Quebec strikers may cross point of no return

Student groups reject gov’t offers as deadline approaches

Photo by Jacob Serebrin

The student strike in Quebec, ignited by a $1,625 tuition increase over the next five years, is now the longest in provincial history—and participants may soon pass a point of no return.

Professors’ contracts require the semester to end by June 15 and some universities are hinting that the entire semester will be in jeopardy for students who don’t go back in time to meet that deadline.

The Université de Montréal, Quebec’s largest, announced Wednesday that it will extend the term into May for students who have already returned to class.

At the same time, it said it can no longer guarantee students who haven’t returned that they will be able to finish their semesters. Groups representing around 25 per cent of U de M are still on strike.

At the province’s second largest university, Québec à Montréal (UQAM), groups representing around half the student population are still on strike. There, the board of directors has adopted a plan that allows students to return as late as April 16 with the semester ending June 3.

Neither of Quebec’s large English-language universities, Concordia and McGill, plan to extend their semesters. Some of the largest student groups at those schools voted against the strikes.

For CÉGEPs, the deadline is even less flexible. CÉGEP courses must by law be 82 days long. Some CÉGEPs have cancelled some or all summer classes to accommodate an extended term. One of them, Collège de Valleyfield, has told students that they must return to classes on April 12. Strike organizers, meanwhile, say that more than 90,000 CÉGEP students remain on strike.

Dawson College, Quebec’s largest CÉGEP, didn’t strike and won’t extend the semester.

While the number of students boycotting classes has dropped significantly from its peak on March 22 when more than 300,000 students skipped school, student groups representing almost 200,000 members are still striking. Showing a surprisingly united front, Quebec’s three main student lobby groups held a joint press conference on Friday to denounce the province’s latest offer.

In that offer, the Liberals didn’t budge on tuition, but promised to introduce income-based student loan repayment in 2013, guarantee loans for all students whose family income is less than $100,000, and eliminate parental contributions for those from families making under $60,000.

These aren’t entirely novel ideas. The Parti Québécois was quick to jump on the income-based loan repayment plan, saying that the government promised a similar program in 2005 but never followed through. The sovereigntist party has promised to cancel the tuition increases if they’re elected.

But that is likely a long way off. Quebec isn’t required to hold an election until Dec. 2013. In the meantime, students will need to decide whether to go to back to classes or risk their semesters.

Enter the Maclean’s On Campus Contest. Follow us on Twitter. “Like” us on Facebook.

Quebec strikers may cross point of no return

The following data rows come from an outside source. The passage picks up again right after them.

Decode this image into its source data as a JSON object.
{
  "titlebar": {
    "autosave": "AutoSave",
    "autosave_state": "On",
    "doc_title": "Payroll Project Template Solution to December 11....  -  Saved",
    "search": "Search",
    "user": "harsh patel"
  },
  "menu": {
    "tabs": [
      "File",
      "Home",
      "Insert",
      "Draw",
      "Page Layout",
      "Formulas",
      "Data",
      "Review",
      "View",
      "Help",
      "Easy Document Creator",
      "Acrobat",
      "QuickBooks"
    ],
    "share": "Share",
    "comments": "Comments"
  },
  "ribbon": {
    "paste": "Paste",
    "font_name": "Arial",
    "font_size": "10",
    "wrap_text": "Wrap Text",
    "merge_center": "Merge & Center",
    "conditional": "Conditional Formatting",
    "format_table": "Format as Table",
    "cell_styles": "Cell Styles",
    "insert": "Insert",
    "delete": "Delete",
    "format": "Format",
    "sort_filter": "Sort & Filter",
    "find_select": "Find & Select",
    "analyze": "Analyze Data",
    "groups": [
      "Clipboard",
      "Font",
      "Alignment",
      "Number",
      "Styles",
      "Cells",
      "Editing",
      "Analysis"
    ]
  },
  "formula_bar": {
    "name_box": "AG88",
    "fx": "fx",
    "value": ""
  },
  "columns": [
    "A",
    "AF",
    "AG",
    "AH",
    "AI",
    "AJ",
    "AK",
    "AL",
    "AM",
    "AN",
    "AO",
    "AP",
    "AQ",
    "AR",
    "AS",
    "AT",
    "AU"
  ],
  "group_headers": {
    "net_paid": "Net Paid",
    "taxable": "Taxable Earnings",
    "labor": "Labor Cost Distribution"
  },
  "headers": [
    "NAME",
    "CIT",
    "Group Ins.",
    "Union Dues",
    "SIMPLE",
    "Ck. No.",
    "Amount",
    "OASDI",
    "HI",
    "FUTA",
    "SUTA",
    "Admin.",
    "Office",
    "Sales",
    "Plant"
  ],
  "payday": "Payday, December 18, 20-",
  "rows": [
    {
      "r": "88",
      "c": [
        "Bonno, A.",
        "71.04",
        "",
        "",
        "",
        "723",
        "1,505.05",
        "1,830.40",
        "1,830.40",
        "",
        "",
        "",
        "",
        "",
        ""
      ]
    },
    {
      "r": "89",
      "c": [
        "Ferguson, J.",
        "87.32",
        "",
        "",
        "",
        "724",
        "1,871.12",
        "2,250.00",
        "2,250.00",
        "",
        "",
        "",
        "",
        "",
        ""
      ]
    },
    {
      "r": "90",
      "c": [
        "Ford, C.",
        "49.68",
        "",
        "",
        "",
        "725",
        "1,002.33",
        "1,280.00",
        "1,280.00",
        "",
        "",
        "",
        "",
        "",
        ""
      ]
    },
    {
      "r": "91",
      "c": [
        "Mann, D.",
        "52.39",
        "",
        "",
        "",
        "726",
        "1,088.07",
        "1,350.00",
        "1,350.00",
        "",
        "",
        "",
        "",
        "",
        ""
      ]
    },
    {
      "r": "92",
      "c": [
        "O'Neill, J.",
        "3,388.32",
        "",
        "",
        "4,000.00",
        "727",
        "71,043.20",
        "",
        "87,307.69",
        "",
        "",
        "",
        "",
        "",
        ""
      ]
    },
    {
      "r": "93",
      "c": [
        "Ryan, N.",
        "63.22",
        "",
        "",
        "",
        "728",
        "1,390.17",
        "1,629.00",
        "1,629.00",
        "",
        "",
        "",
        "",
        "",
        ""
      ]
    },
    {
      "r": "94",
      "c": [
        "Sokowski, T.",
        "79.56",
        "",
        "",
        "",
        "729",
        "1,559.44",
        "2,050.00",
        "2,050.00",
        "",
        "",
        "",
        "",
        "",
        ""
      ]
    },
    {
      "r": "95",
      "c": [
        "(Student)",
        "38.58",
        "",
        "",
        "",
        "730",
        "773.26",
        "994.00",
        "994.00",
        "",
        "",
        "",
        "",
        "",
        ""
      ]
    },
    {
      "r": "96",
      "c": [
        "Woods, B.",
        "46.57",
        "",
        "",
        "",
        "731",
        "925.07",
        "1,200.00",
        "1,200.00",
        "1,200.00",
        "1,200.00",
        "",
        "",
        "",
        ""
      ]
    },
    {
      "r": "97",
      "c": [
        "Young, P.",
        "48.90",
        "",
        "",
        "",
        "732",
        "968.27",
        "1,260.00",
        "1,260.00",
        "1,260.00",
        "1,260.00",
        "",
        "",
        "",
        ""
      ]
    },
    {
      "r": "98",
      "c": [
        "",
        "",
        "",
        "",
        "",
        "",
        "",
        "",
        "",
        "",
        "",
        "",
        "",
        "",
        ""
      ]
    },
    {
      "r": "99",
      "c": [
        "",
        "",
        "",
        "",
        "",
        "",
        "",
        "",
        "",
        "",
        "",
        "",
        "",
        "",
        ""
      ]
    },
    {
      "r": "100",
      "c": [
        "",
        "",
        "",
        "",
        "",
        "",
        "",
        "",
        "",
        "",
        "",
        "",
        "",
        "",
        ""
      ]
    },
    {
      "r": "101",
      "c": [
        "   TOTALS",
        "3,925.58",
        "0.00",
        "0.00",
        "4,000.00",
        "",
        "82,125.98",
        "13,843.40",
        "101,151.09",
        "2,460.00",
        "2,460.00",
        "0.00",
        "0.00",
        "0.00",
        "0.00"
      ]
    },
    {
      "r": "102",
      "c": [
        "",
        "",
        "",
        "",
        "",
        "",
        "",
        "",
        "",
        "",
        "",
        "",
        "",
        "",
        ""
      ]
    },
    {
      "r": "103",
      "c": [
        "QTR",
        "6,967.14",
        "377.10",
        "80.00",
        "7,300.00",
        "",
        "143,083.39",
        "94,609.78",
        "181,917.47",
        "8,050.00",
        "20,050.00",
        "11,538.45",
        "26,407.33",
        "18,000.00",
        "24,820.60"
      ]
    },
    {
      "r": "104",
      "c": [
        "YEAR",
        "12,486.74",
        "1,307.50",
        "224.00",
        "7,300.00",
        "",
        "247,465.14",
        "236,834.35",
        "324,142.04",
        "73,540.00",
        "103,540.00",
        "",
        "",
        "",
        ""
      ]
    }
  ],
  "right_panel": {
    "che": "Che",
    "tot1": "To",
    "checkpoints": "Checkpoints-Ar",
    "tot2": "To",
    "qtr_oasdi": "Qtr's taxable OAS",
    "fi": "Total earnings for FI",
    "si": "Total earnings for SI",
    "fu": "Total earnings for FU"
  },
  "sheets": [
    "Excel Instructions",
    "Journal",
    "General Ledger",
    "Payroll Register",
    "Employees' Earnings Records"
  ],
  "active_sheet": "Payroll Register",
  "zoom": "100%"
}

  1. I am very disappointed in the provincial Liberal government in its inability to resolve this situation. It is quite obvious that Québec’s society and students want low tution fees to allow all who want to pursue higher education to continue. Our society needs more highly educated students in order to compete with other economies and to contribute to our prosperity. There are other ways to reduce educational costs, such as eliminating one year at the secondary/Cegep levels, to match what was done in Ontario. There are other ways. All it takes is more courage and imagination.

  2. “Our society needs more highly educated students in order to compete with other economies and to contribute to our prosperity” If these “students” are the future of Quev=bec, the province is screwed.

  3. ” It is quite obvious that Québec’s society and students want low tution fees to allow all who want to pursue higher education to continue. Our society needs more highly educated students in order to compete with other economies and to contribute to our prosperity.”

    Except that their tuition is still ‘low’ even with the increase. Name one other thing you get for ‘free’ as an adult. Housing, food… society benefits from having people who are housed and fed, but still you have to pay to get accommodation and basic food. So why should education be different? How does society benefit from having thousands of graduates take certain courses, such as philosophy, or Latin American studies? Sure, they benefit the individual intellectually, but as a whole, they do not benefit society. Quebec students need to learn that to get something as an adult, you have to give something. That’s responsibility.

Sign in to comment.